══ Given data

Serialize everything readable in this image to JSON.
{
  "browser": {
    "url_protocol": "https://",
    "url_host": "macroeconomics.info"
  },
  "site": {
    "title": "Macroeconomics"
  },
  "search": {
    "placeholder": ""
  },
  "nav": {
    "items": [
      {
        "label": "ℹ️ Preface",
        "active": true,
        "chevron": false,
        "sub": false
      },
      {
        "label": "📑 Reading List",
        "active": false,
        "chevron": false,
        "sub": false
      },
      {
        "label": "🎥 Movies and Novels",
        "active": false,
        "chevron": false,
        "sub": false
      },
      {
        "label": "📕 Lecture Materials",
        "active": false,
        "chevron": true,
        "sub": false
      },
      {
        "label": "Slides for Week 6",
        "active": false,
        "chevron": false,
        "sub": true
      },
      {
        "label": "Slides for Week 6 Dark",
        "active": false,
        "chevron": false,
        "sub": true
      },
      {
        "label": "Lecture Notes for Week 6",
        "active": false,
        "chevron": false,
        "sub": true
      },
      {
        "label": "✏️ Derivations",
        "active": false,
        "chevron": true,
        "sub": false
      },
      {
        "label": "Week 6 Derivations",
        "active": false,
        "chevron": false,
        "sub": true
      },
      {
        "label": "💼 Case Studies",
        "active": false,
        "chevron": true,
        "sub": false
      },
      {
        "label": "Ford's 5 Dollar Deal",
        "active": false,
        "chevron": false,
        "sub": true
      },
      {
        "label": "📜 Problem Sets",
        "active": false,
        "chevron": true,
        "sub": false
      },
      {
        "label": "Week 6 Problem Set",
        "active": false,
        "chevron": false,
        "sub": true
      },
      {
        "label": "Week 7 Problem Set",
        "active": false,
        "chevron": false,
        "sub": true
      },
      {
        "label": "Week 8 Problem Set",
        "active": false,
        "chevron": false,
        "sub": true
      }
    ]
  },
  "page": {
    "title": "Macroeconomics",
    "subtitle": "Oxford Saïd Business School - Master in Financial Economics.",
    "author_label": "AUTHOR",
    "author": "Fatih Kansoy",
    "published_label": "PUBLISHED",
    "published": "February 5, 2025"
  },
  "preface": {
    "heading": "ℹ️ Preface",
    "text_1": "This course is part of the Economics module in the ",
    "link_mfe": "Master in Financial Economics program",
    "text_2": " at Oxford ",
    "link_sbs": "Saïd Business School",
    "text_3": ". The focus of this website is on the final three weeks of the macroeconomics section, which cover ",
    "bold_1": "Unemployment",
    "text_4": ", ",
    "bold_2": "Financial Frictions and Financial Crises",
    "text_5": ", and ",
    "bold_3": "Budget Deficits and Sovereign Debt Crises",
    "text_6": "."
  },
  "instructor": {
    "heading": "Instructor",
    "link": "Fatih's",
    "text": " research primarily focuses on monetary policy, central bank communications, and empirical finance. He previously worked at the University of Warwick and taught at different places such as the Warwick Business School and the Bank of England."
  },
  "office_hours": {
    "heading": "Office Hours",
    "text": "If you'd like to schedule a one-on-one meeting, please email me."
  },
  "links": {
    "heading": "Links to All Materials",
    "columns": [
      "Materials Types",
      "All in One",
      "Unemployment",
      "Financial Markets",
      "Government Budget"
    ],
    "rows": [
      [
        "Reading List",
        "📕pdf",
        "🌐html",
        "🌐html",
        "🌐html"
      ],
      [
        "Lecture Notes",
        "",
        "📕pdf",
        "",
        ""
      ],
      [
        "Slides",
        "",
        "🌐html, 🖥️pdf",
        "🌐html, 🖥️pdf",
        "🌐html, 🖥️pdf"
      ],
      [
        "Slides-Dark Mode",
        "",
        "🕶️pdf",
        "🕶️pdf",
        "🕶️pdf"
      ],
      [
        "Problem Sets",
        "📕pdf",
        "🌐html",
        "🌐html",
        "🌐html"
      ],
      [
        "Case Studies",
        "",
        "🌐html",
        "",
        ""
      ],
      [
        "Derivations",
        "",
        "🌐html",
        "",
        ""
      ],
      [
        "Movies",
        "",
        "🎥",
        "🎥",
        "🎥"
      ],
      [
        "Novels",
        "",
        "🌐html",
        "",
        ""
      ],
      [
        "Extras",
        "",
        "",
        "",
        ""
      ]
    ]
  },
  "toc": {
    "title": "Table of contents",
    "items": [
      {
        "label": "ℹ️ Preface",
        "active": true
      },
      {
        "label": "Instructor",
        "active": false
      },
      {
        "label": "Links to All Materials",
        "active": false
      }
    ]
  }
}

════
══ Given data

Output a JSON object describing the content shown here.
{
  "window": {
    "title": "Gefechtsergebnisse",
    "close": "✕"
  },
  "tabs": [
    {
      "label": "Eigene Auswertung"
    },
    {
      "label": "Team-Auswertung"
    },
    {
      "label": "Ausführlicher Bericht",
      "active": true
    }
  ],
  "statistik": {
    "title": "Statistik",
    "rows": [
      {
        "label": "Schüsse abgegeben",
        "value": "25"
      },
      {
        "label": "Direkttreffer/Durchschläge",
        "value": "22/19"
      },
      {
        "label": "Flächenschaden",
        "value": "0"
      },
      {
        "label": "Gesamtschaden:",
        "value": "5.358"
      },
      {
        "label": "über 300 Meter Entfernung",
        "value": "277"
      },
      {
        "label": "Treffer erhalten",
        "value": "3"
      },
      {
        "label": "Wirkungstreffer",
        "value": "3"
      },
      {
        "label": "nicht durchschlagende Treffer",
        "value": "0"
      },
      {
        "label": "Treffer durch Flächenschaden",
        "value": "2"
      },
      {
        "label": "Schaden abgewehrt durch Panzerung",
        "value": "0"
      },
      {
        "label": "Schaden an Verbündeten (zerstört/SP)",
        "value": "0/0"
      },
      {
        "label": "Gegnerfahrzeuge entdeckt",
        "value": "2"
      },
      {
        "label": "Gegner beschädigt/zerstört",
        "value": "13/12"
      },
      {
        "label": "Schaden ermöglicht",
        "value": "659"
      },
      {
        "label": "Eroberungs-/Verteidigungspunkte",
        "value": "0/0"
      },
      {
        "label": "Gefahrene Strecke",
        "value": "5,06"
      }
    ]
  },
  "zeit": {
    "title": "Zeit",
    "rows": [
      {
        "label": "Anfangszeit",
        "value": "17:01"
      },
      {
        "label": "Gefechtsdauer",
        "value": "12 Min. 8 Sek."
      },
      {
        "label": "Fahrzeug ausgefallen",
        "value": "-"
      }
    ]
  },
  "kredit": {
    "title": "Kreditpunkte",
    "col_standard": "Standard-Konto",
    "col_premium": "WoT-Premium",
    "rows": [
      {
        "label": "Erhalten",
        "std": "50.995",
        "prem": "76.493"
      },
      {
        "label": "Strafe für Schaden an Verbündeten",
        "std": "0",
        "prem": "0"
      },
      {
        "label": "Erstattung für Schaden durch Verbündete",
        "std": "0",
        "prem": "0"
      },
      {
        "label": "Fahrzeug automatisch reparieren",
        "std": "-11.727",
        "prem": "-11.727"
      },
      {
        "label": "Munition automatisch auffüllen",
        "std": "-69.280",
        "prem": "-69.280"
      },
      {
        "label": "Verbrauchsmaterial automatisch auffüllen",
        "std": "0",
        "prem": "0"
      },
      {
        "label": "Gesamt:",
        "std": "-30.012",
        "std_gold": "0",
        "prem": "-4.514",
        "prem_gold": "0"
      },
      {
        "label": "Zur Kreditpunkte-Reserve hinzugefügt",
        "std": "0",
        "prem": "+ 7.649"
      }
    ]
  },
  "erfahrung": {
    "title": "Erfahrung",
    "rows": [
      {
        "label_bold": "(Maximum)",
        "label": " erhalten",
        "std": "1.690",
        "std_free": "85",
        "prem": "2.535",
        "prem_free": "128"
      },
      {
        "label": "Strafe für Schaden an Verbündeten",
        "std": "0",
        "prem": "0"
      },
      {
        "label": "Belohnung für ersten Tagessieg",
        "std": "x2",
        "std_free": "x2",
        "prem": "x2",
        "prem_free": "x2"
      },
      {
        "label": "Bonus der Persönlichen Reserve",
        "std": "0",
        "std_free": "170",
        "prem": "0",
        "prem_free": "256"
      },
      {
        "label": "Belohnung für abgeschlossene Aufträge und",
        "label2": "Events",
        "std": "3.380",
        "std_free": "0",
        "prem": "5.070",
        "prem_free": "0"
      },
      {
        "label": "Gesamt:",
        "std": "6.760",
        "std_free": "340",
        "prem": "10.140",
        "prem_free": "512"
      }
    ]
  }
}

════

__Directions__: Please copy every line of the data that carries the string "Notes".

__Task answer__:
        "label": "Lecture Notes for Week 6",
        "Lecture Notes",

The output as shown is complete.